# [Available data]
◇ ◇ ◇ ◇ ◇ ◇ ◇

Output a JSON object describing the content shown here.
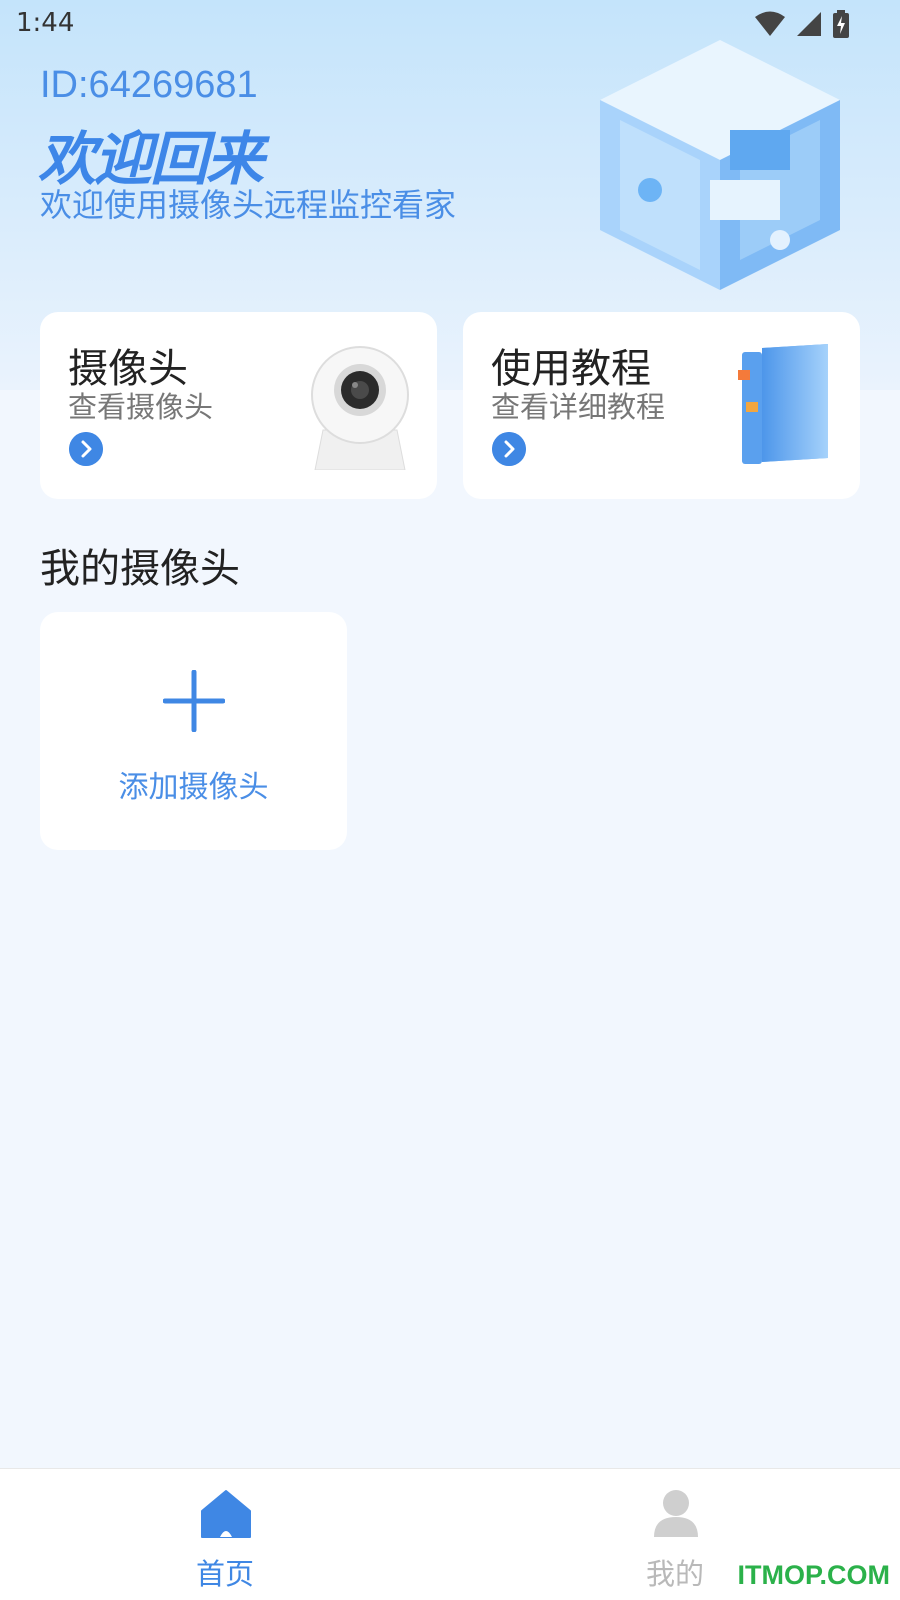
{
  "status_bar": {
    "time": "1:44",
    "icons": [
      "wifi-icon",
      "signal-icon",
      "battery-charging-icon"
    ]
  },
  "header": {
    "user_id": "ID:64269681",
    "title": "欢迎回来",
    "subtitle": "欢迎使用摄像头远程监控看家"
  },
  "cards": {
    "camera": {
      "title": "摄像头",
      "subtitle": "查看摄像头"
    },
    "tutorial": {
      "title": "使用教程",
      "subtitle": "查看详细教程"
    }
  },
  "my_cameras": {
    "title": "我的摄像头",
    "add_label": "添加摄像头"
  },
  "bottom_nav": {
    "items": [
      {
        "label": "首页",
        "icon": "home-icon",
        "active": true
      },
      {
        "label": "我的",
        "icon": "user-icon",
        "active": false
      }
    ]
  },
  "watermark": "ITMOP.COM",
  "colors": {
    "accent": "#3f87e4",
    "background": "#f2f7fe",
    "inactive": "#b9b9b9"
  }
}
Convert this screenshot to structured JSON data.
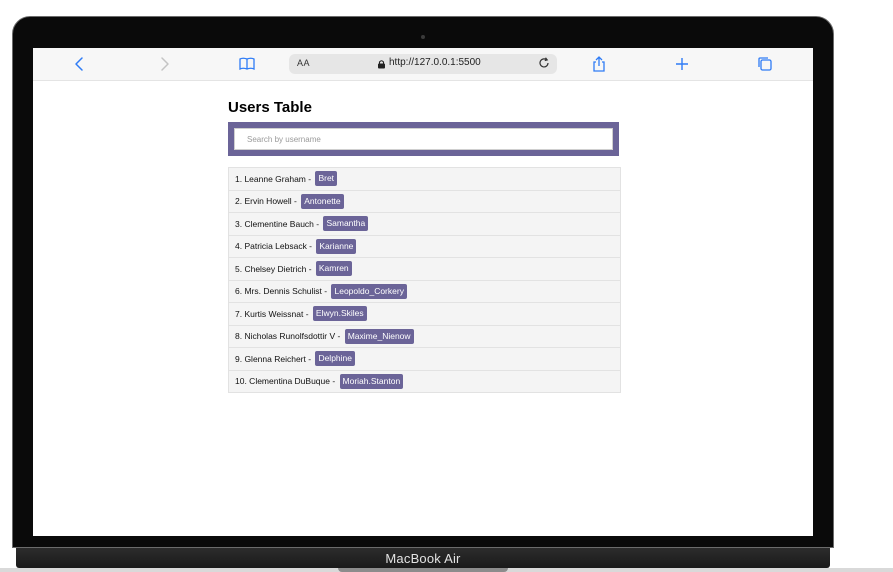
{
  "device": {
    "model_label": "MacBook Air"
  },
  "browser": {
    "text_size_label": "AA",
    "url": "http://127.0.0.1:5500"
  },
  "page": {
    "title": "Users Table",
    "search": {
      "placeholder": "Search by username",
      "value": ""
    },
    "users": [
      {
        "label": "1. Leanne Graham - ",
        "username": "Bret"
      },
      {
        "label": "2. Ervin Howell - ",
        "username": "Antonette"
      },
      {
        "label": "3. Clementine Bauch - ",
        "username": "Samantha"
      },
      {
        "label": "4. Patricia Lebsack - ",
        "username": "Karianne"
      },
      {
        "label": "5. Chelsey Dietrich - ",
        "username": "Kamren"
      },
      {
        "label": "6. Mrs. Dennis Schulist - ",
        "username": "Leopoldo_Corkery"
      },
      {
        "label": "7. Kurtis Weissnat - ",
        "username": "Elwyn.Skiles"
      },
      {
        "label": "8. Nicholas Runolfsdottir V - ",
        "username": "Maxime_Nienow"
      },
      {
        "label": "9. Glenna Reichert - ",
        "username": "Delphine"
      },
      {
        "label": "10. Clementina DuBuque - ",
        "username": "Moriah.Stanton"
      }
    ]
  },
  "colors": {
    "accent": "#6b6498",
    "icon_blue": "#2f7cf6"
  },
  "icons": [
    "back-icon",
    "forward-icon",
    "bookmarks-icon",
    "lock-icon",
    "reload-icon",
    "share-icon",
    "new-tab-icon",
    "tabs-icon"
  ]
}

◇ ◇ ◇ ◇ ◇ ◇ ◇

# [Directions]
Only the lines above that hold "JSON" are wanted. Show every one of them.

# [Final answer]
Output a JSON object describing the content shown here.
Convert this screenshot to structured JSON data.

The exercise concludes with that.